PROBLEM DESCRIPTION: Every entry should be duplicated verbatim, and no picture may appear in the copy.

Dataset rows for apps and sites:
[Start of section]

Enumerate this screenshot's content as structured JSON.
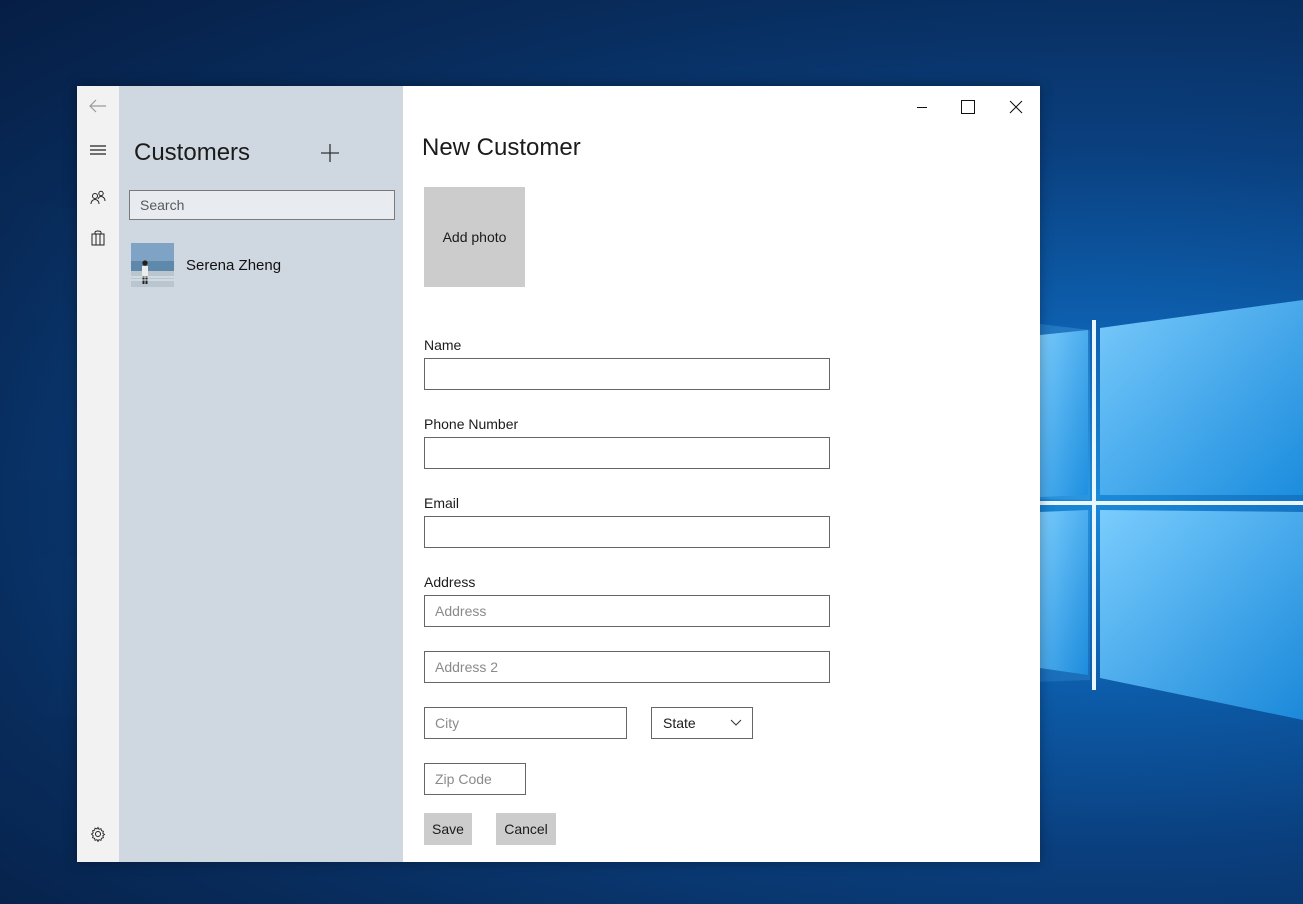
{
  "nav": {
    "back_icon": "arrow-left-icon",
    "menu_icon": "hamburger-icon",
    "customers_icon": "people-icon",
    "orders_icon": "shopping-bag-icon",
    "settings_icon": "gear-icon"
  },
  "list": {
    "title": "Customers",
    "search_placeholder": "Search",
    "customers": [
      {
        "name": "Serena Zheng"
      }
    ]
  },
  "form": {
    "title": "New Customer",
    "photo_label": "Add photo",
    "name_label": "Name",
    "phone_label": "Phone Number",
    "email_label": "Email",
    "address_label": "Address",
    "address_placeholder": "Address",
    "address2_placeholder": "Address 2",
    "city_placeholder": "City",
    "state_value": "State",
    "zip_placeholder": "Zip Code",
    "save_label": "Save",
    "cancel_label": "Cancel"
  },
  "colors": {
    "rail_bg": "#f2f2f2",
    "list_bg": "#cfd8e1",
    "photo_bg": "#cccccc"
  }
}
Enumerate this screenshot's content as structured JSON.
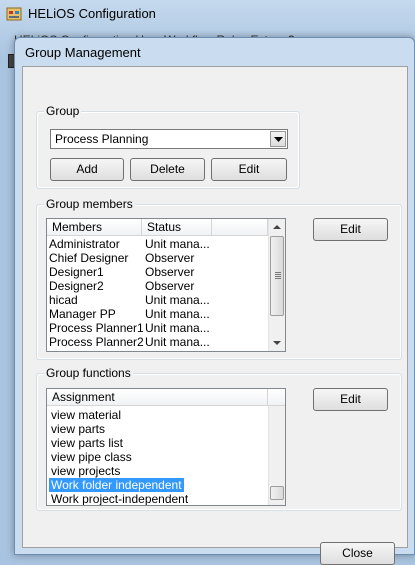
{
  "parent_window": {
    "title": "HELiOS Configuration",
    "menubar_text": "HELiOS Configuration   User   Workflow   Rules   Extras   ?"
  },
  "dialog": {
    "title": "Group Management",
    "group": {
      "legend": "Group",
      "selected": "Process Planning",
      "add_label": "Add",
      "delete_label": "Delete",
      "edit_label": "Edit"
    },
    "members": {
      "legend": "Group members",
      "columns": [
        "Members",
        "Status"
      ],
      "rows": [
        {
          "member": "Administrator",
          "status": "Unit mana..."
        },
        {
          "member": "Chief Designer",
          "status": "Observer"
        },
        {
          "member": "Designer1",
          "status": "Observer"
        },
        {
          "member": "Designer2",
          "status": "Observer"
        },
        {
          "member": "hicad",
          "status": "Unit mana..."
        },
        {
          "member": "Manager PP",
          "status": "Unit mana..."
        },
        {
          "member": "Process Planner1",
          "status": "Unit mana..."
        },
        {
          "member": "Process Planner2",
          "status": "Unit mana..."
        }
      ],
      "edit_label": "Edit"
    },
    "functions": {
      "legend": "Group functions",
      "columns": [
        "Assignment"
      ],
      "rows": [
        {
          "assignment": "view material",
          "selected": false
        },
        {
          "assignment": "view parts",
          "selected": false
        },
        {
          "assignment": "view parts list",
          "selected": false
        },
        {
          "assignment": "view pipe class",
          "selected": false
        },
        {
          "assignment": "view projects",
          "selected": false
        },
        {
          "assignment": "Work folder independent",
          "selected": true
        },
        {
          "assignment": "Work project-independent",
          "selected": false
        }
      ],
      "edit_label": "Edit"
    },
    "close_label": "Close"
  }
}
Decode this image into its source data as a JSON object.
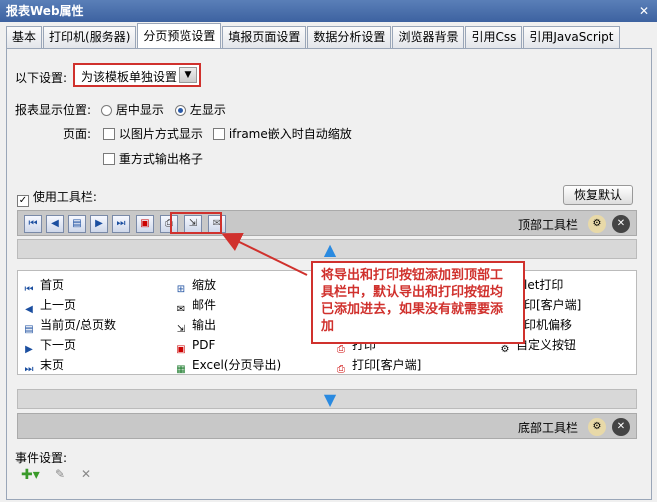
{
  "window": {
    "title": "报表Web属性",
    "close": "✕"
  },
  "tabs": [
    "基本",
    "打印机(服务器)",
    "分页预览设置",
    "填报页面设置",
    "数据分析设置",
    "浏览器背景",
    "引用Css",
    "引用JavaScript"
  ],
  "settings": {
    "scope_label": "以下设置:",
    "scope_value": "为该模板单独设置",
    "position_label": "报表显示位置:",
    "center_label": "居中显示",
    "left_label": "左显示",
    "page_label": "页面:",
    "image_label": "以图片方式显示",
    "iframe_label": "iframe嵌入时自动缩放",
    "repeat_label": "重方式输出格子",
    "toolbar_label": "使用工具栏:",
    "restore_label": "恢复默认"
  },
  "top_toolbar": {
    "label": "顶部工具栏"
  },
  "bottom_toolbar": {
    "label": "底部工具栏"
  },
  "items": {
    "col1": [
      "首页",
      "上一页",
      "当前页/总页数",
      "下一页",
      "末页"
    ],
    "col2": [
      "缩放",
      "邮件",
      "输出",
      "PDF",
      "Excel(分页导出)"
    ],
    "col3": [
      "",
      "",
      "",
      "打印",
      "打印[客户端]"
    ],
    "col4": [
      "let打印",
      "印[客户端]",
      "印机偏移",
      "自定义按钮",
      ""
    ]
  },
  "callout": "将导出和打印按钮添加到顶部工具栏中，默认导出和打印按钮均已添加进去，如果没有就需要添加",
  "events": {
    "label": "事件设置:"
  }
}
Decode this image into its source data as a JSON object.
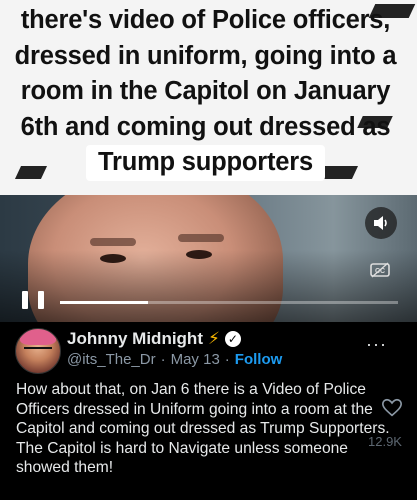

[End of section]

WRITTEN RESPONSE:
Enumerate this screenshot's content as structured JSON.
{
  "nav": {
    "back_icon": "arrow-left-icon",
    "menu_icon": "hamburger-icon",
    "customers_icon": "people-icon",
    "orders_icon": "shopping-bag-icon",
    "settings_icon": "gear-icon"
  },
  "list": {
    "title": "Customers",
    "search_placeholder": "Search",
    "customers": [
      {
        "name": "Serena Zheng"
      }
    ]
  },
  "form": {
    "title": "New Customer",
    "photo_label": "Add photo",
    "name_label": "Name",
    "phone_label": "Phone Number",
    "email_label": "Email",
    "address_label": "Address",
    "address_placeholder": "Address",
    "address2_placeholder": "Address 2",
    "city_placeholder": "City",
    "state_value": "State",
    "zip_placeholder": "Zip Code",
    "save_label": "Save",
    "cancel_label": "Cancel"
  },
  "colors": {
    "rail_bg": "#f2f2f2",
    "list_bg": "#cfd8e1",
    "photo_bg": "#cccccc"
  }
}
Enumerate this screenshot's content as structured JSON.
{
  "parent_window": {
    "title": "HELiOS Configuration",
    "menubar_text": "HELiOS Configuration   User   Workflow   Rules   Extras   ?"
  },
  "dialog": {
    "title": "Group Management",
    "group": {
      "legend": "Group",
      "selected": "Process Planning",
      "add_label": "Add",
      "delete_label": "Delete",
      "edit_label": "Edit"
    },
    "members": {
      "legend": "Group members",
      "columns": [
        "Members",
        "Status"
      ],
      "rows": [
        {
          "member": "Administrator",
          "status": "Unit mana..."
        },
        {
          "member": "Chief Designer",
          "status": "Observer"
        },
        {
          "member": "Designer1",
          "status": "Observer"
        },
        {
          "member": "Designer2",
          "status": "Observer"
        },
        {
          "member": "hicad",
          "status": "Unit mana..."
        },
        {
          "member": "Manager PP",
          "status": "Unit mana..."
        },
        {
          "member": "Process Planner1",
          "status": "Unit mana..."
        },
        {
          "member": "Process Planner2",
          "status": "Unit mana..."
        }
      ],
      "edit_label": "Edit"
    },
    "functions": {
      "legend": "Group functions",
      "columns": [
        "Assignment"
      ],
      "rows": [
        {
          "assignment": "view material",
          "selected": false
        },
        {
          "assignment": "view parts",
          "selected": false
        },
        {
          "assignment": "view parts list",
          "selected": false
        },
        {
          "assignment": "view pipe class",
          "selected": false
        },
        {
          "assignment": "view projects",
          "selected": false
        },
        {
          "assignment": "Work folder independent",
          "selected": true
        },
        {
          "assignment": "Work project-independent",
          "selected": false
        }
      ],
      "edit_label": "Edit"
    },
    "close_label": "Close"
  }
}
Decode this image into its source data as a JSON object.
{
  "window": {
    "title": "报表Web属性",
    "close": "✕"
  },
  "tabs": [
    "基本",
    "打印机(服务器)",
    "分页预览设置",
    "填报页面设置",
    "数据分析设置",
    "浏览器背景",
    "引用Css",
    "引用JavaScript"
  ],
  "settings": {
    "scope_label": "以下设置:",
    "scope_value": "为该模板单独设置",
    "position_label": "报表显示位置:",
    "center_label": "居中显示",
    "left_label": "左显示",
    "page_label": "页面:",
    "image_label": "以图片方式显示",
    "iframe_label": "iframe嵌入时自动缩放",
    "repeat_label": "重方式输出格子",
    "toolbar_label": "使用工具栏:",
    "restore_label": "恢复默认"
  },
  "top_toolbar": {
    "label": "顶部工具栏"
  },
  "bottom_toolbar": {
    "label": "底部工具栏"
  },
  "items": {
    "col1": [
      "首页",
      "上一页",
      "当前页/总页数",
      "下一页",
      "末页"
    ],
    "col2": [
      "缩放",
      "邮件",
      "输出",
      "PDF",
      "Excel(分页导出)"
    ],
    "col3": [
      "",
      "",
      "",
      "打印",
      "打印[客户端]"
    ],
    "col4": [
      "let打印",
      "印[客户端]",
      "印机偏移",
      "自定义按钮",
      ""
    ]
  },
  "callout": "将导出和打印按钮添加到顶部工具栏中，默认导出和打印按钮均已添加进去，如果没有就需要添加",
  "events": {
    "label": "事件设置:"
  }
}
Decode this image into its source data as a JSON object.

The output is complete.